Record extracts START

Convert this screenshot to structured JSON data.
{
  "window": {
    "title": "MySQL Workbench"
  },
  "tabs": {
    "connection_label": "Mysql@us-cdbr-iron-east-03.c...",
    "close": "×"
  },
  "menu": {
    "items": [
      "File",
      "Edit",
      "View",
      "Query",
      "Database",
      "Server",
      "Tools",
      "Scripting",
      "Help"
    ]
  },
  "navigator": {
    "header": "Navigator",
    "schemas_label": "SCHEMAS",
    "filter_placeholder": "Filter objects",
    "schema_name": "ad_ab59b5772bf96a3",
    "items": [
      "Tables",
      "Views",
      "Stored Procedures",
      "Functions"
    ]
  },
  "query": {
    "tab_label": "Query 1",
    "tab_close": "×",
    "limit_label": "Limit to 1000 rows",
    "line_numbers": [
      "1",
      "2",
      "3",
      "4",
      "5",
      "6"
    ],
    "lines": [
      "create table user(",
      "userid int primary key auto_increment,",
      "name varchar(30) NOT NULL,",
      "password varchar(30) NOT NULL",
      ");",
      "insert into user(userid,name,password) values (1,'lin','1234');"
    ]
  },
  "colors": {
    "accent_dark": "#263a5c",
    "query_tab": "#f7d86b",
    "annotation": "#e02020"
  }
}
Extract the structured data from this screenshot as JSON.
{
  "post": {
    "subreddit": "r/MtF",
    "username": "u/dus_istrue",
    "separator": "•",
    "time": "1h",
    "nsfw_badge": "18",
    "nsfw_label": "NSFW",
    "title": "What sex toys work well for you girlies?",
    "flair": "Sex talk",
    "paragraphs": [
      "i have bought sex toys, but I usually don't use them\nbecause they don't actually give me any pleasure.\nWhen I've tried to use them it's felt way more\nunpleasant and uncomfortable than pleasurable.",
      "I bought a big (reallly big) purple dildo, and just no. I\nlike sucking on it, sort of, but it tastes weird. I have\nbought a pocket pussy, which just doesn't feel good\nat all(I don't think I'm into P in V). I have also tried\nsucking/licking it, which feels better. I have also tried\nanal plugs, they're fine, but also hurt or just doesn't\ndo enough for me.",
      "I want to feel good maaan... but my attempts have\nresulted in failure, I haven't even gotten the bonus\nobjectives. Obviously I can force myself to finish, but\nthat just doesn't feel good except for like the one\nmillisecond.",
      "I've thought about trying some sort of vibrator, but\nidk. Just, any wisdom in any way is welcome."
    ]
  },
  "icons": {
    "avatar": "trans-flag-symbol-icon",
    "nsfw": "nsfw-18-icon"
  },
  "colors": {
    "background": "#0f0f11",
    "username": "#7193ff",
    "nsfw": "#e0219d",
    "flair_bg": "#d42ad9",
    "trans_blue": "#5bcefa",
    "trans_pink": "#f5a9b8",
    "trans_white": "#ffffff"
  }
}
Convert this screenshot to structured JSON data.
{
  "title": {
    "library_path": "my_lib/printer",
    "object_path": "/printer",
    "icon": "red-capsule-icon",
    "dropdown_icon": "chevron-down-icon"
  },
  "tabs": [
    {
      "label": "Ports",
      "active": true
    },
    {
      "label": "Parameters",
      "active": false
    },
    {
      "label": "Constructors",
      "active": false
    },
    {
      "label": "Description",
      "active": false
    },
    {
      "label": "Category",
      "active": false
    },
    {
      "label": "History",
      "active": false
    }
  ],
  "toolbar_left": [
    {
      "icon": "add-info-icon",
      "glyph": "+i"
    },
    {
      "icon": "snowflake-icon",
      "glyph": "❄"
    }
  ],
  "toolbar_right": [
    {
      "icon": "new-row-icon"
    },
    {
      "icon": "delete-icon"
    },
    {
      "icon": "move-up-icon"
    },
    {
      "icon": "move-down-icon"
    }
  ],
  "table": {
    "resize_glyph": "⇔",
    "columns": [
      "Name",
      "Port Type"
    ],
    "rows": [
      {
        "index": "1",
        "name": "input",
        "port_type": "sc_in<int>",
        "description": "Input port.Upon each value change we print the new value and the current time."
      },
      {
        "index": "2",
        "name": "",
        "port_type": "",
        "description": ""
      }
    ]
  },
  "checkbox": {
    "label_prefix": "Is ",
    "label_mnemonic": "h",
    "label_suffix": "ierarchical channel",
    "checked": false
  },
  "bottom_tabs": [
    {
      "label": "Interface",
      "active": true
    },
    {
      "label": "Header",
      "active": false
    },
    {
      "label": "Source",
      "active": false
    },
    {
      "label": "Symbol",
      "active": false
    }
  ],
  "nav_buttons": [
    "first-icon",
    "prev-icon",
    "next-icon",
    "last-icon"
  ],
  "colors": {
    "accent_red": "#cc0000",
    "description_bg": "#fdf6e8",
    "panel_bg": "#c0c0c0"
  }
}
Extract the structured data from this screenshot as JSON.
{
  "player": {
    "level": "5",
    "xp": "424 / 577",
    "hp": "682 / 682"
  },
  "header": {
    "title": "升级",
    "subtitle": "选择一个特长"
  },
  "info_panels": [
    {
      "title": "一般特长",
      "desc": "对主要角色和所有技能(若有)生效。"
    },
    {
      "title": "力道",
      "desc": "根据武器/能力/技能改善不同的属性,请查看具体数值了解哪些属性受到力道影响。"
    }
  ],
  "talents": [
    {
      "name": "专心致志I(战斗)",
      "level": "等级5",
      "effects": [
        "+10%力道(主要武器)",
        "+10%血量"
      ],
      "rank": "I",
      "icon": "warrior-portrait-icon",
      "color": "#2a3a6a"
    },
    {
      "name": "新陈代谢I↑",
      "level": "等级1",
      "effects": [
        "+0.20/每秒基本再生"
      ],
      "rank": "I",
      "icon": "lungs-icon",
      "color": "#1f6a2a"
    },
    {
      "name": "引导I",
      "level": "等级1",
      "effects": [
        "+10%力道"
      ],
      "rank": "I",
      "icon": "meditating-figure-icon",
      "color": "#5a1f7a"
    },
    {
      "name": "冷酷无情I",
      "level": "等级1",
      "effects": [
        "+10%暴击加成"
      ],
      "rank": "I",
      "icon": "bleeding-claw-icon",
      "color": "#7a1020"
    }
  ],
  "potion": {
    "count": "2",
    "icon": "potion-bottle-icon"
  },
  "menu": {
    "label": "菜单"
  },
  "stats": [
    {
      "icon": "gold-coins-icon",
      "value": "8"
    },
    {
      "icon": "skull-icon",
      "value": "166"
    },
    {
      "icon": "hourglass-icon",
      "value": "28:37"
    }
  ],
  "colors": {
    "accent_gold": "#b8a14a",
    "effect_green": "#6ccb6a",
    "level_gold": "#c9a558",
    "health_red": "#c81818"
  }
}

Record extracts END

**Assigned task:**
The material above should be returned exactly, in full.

**Exercise answer:**
Convert this screenshot to structured JSON data.
{
  "window": {
    "title": "MySQL Workbench"
  },
  "tabs": {
    "connection_label": "Mysql@us-cdbr-iron-east-03.c...",
    "close": "×"
  },
  "menu": {
    "items": [
      "File",
      "Edit",
      "View",
      "Query",
      "Database",
      "Server",
      "Tools",
      "Scripting",
      "Help"
    ]
  },
  "navigator": {
    "header": "Navigator",
    "schemas_label": "SCHEMAS",
    "filter_placeholder": "Filter objects",
    "schema_name": "ad_ab59b5772bf96a3",
    "items": [
      "Tables",
      "Views",
      "Stored Procedures",
      "Functions"
    ]
  },
  "query": {
    "tab_label": "Query 1",
    "tab_close": "×",
    "limit_label": "Limit to 1000 rows",
    "line_numbers": [
      "1",
      "2",
      "3",
      "4",
      "5",
      "6"
    ],
    "lines": [
      "create table user(",
      "userid int primary key auto_increment,",
      "name varchar(30) NOT NULL,",
      "password varchar(30) NOT NULL",
      ");",
      "insert into user(userid,name,password) values (1,'lin','1234');"
    ]
  },
  "colors": {
    "accent_dark": "#263a5c",
    "query_tab": "#f7d86b",
    "annotation": "#e02020"
  }
}
Extract the structured data from this screenshot as JSON.
{
  "post": {
    "subreddit": "r/MtF",
    "username": "u/dus_istrue",
    "separator": "•",
    "time": "1h",
    "nsfw_badge": "18",
    "nsfw_label": "NSFW",
    "title": "What sex toys work well for you girlies?",
    "flair": "Sex talk",
    "paragraphs": [
      "i have bought sex toys, but I usually don't use them\nbecause they don't actually give me any pleasure.\nWhen I've tried to use them it's felt way more\nunpleasant and uncomfortable than pleasurable.",
      "I bought a big (reallly big) purple dildo, and just no. I\nlike sucking on it, sort of, but it tastes weird. I have\nbought a pocket pussy, which just doesn't feel good\nat all(I don't think I'm into P in V). I have also tried\nsucking/licking it, which feels better. I have also tried\nanal plugs, they're fine, but also hurt or just doesn't\ndo enough for me.",
      "I want to feel good maaan... but my attempts have\nresulted in failure, I haven't even gotten the bonus\nobjectives. Obviously I can force myself to finish, but\nthat just doesn't feel good except for like the one\nmillisecond.",
      "I've thought about trying some sort of vibrator, but\nidk. Just, any wisdom in any way is welcome."
    ]
  },
  "icons": {
    "avatar": "trans-flag-symbol-icon",
    "nsfw": "nsfw-18-icon"
  },
  "colors": {
    "background": "#0f0f11",
    "username": "#7193ff",
    "nsfw": "#e0219d",
    "flair_bg": "#d42ad9",
    "trans_blue": "#5bcefa",
    "trans_pink": "#f5a9b8",
    "trans_white": "#ffffff"
  }
}
Convert this screenshot to structured JSON data.
{
  "title": {
    "library_path": "my_lib/printer",
    "object_path": "/printer",
    "icon": "red-capsule-icon",
    "dropdown_icon": "chevron-down-icon"
  },
  "tabs": [
    {
      "label": "Ports",
      "active": true
    },
    {
      "label": "Parameters",
      "active": false
    },
    {
      "label": "Constructors",
      "active": false
    },
    {
      "label": "Description",
      "active": false
    },
    {
      "label": "Category",
      "active": false
    },
    {
      "label": "History",
      "active": false
    }
  ],
  "toolbar_left": [
    {
      "icon": "add-info-icon",
      "glyph": "+i"
    },
    {
      "icon": "snowflake-icon",
      "glyph": "❄"
    }
  ],
  "toolbar_right": [
    {
      "icon": "new-row-icon"
    },
    {
      "icon": "delete-icon"
    },
    {
      "icon": "move-up-icon"
    },
    {
      "icon": "move-down-icon"
    }
  ],
  "table": {
    "resize_glyph": "⇔",
    "columns": [
      "Name",
      "Port Type"
    ],
    "rows": [
      {
        "index": "1",
        "name": "input",
        "port_type": "sc_in<int>",
        "description": "Input port.Upon each value change we print the new value and the current time."
      },
      {
        "index": "2",
        "name": "",
        "port_type": "",
        "description": ""
      }
    ]
  },
  "checkbox": {
    "label_prefix": "Is ",
    "label_mnemonic": "h",
    "label_suffix": "ierarchical channel",
    "checked": false
  },
  "bottom_tabs": [
    {
      "label": "Interface",
      "active": true
    },
    {
      "label": "Header",
      "active": false
    },
    {
      "label": "Source",
      "active": false
    },
    {
      "label": "Symbol",
      "active": false
    }
  ],
  "nav_buttons": [
    "first-icon",
    "prev-icon",
    "next-icon",
    "last-icon"
  ],
  "colors": {
    "accent_red": "#cc0000",
    "description_bg": "#fdf6e8",
    "panel_bg": "#c0c0c0"
  }
}
Extract the structured data from this screenshot as JSON.
{
  "player": {
    "level": "5",
    "xp": "424 / 577",
    "hp": "682 / 682"
  },
  "header": {
    "title": "升级",
    "subtitle": "选择一个特长"
  },
  "info_panels": [
    {
      "title": "一般特长",
      "desc": "对主要角色和所有技能(若有)生效。"
    },
    {
      "title": "力道",
      "desc": "根据武器/能力/技能改善不同的属性,请查看具体数值了解哪些属性受到力道影响。"
    }
  ],
  "talents": [
    {
      "name": "专心致志I(战斗)",
      "level": "等级5",
      "effects": [
        "+10%力道(主要武器)",
        "+10%血量"
      ],
      "rank": "I",
      "icon": "warrior-portrait-icon",
      "color": "#2a3a6a"
    },
    {
      "name": "新陈代谢I↑",
      "level": "等级1",
      "effects": [
        "+0.20/每秒基本再生"
      ],
      "rank": "I",
      "icon": "lungs-icon",
      "color": "#1f6a2a"
    },
    {
      "name": "引导I",
      "level": "等级1",
      "effects": [
        "+10%力道"
      ],
      "rank": "I",
      "icon": "meditating-figure-icon",
      "color": "#5a1f7a"
    },
    {
      "name": "冷酷无情I",
      "level": "等级1",
      "effects": [
        "+10%暴击加成"
      ],
      "rank": "I",
      "icon": "bleeding-claw-icon",
      "color": "#7a1020"
    }
  ],
  "potion": {
    "count": "2",
    "icon": "potion-bottle-icon"
  },
  "menu": {
    "label": "菜单"
  },
  "stats": [
    {
      "icon": "gold-coins-icon",
      "value": "8"
    },
    {
      "icon": "skull-icon",
      "value": "166"
    },
    {
      "icon": "hourglass-icon",
      "value": "28:37"
    }
  ],
  "colors": {
    "accent_gold": "#b8a14a",
    "effect_green": "#6ccb6a",
    "level_gold": "#c9a558",
    "health_red": "#c81818"
  }
}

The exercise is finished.